Exercise details: An exact copy of all the data below is needed, without its pictures.

The data:
────────────────────
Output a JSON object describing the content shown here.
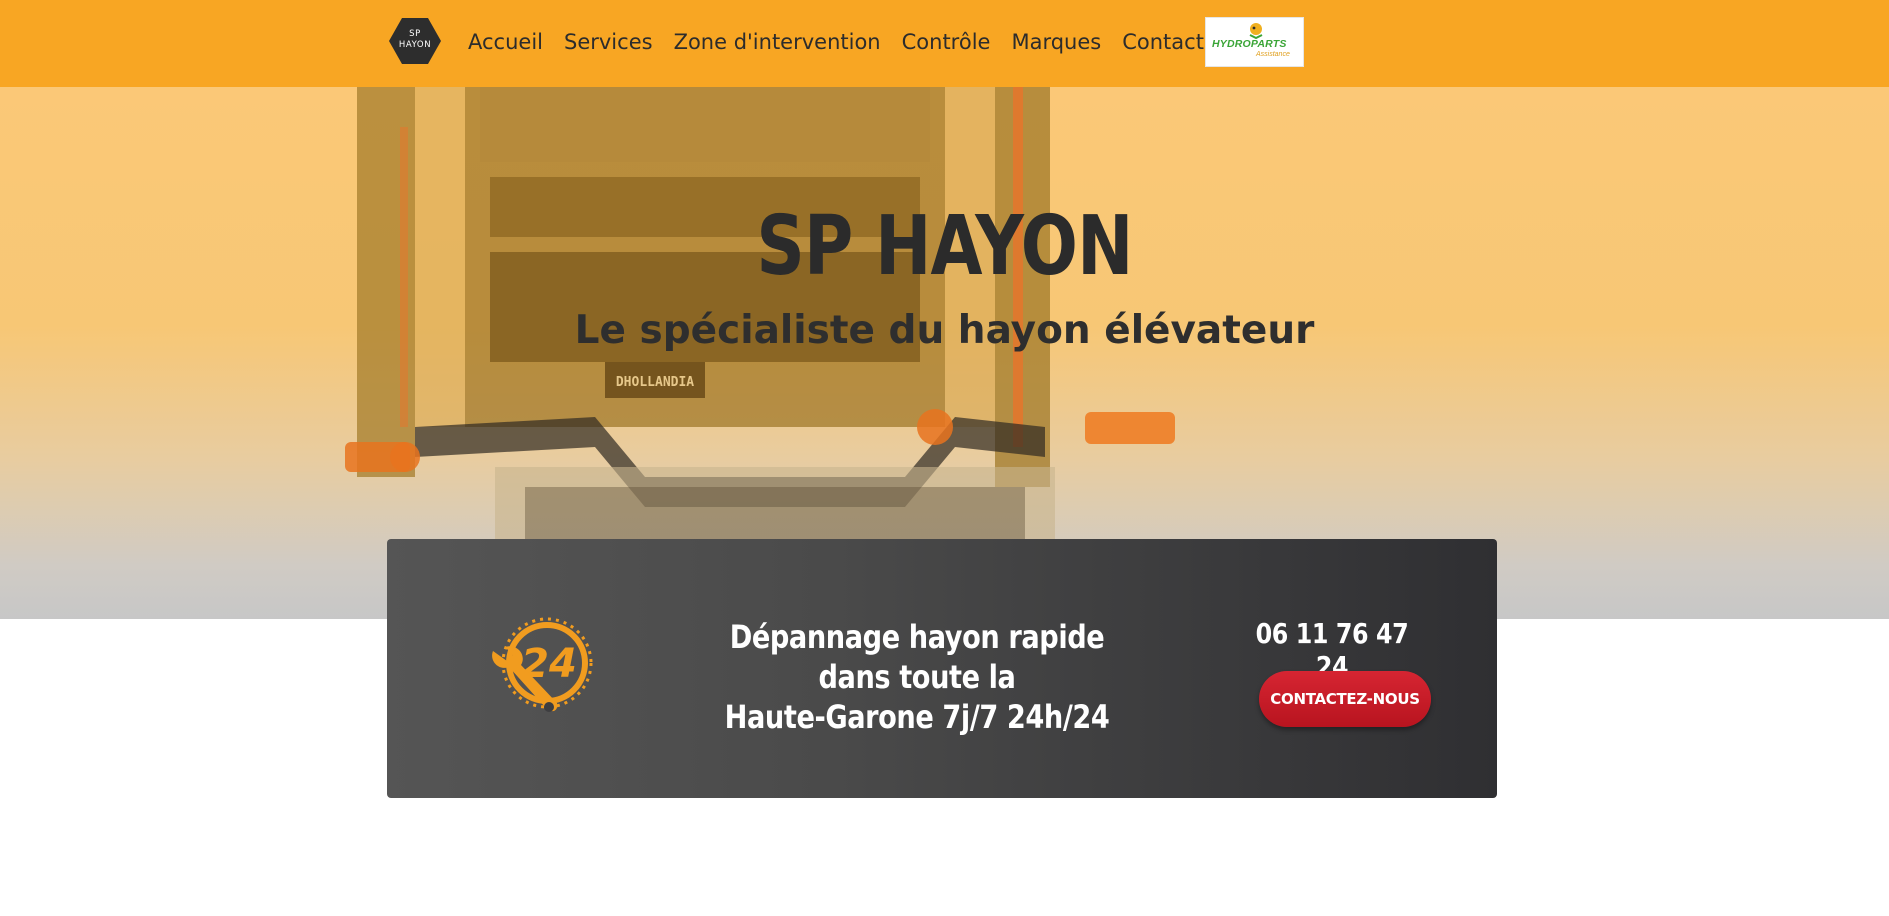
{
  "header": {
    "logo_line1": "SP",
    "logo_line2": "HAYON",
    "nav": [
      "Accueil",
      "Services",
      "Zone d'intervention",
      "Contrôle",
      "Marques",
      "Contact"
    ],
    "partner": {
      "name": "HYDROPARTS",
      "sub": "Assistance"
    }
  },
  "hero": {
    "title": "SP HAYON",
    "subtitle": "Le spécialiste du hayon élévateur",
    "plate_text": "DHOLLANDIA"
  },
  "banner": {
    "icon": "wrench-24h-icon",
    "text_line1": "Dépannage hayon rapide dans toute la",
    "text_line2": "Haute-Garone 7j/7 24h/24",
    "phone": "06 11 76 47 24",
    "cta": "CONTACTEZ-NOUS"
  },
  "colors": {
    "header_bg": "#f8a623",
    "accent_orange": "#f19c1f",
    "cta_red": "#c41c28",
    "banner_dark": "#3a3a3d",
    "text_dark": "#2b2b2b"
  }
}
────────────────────
Solved problem:
Output a JSON object describing the content shown here.
{
  "header": {
    "logo_line1": "SP",
    "logo_line2": "HAYON",
    "nav": [
      "Accueil",
      "Services",
      "Zone d'intervention",
      "Contrôle",
      "Marques",
      "Contact"
    ],
    "partner": {
      "name": "HYDROPARTS",
      "sub": "Assistance"
    }
  },
  "hero": {
    "title": "SP HAYON",
    "subtitle": "Le spécialiste du hayon élévateur",
    "plate_text": "DHOLLANDIA"
  },
  "banner": {
    "icon": "wrench-24h-icon",
    "text_line1": "Dépannage hayon rapide dans toute la",
    "text_line2": "Haute-Garone 7j/7 24h/24",
    "phone": "06 11 76 47 24",
    "cta": "CONTACTEZ-NOUS"
  },
  "colors": {
    "header_bg": "#f8a623",
    "accent_orange": "#f19c1f",
    "cta_red": "#c41c28",
    "banner_dark": "#3a3a3d",
    "text_dark": "#2b2b2b"
  }
}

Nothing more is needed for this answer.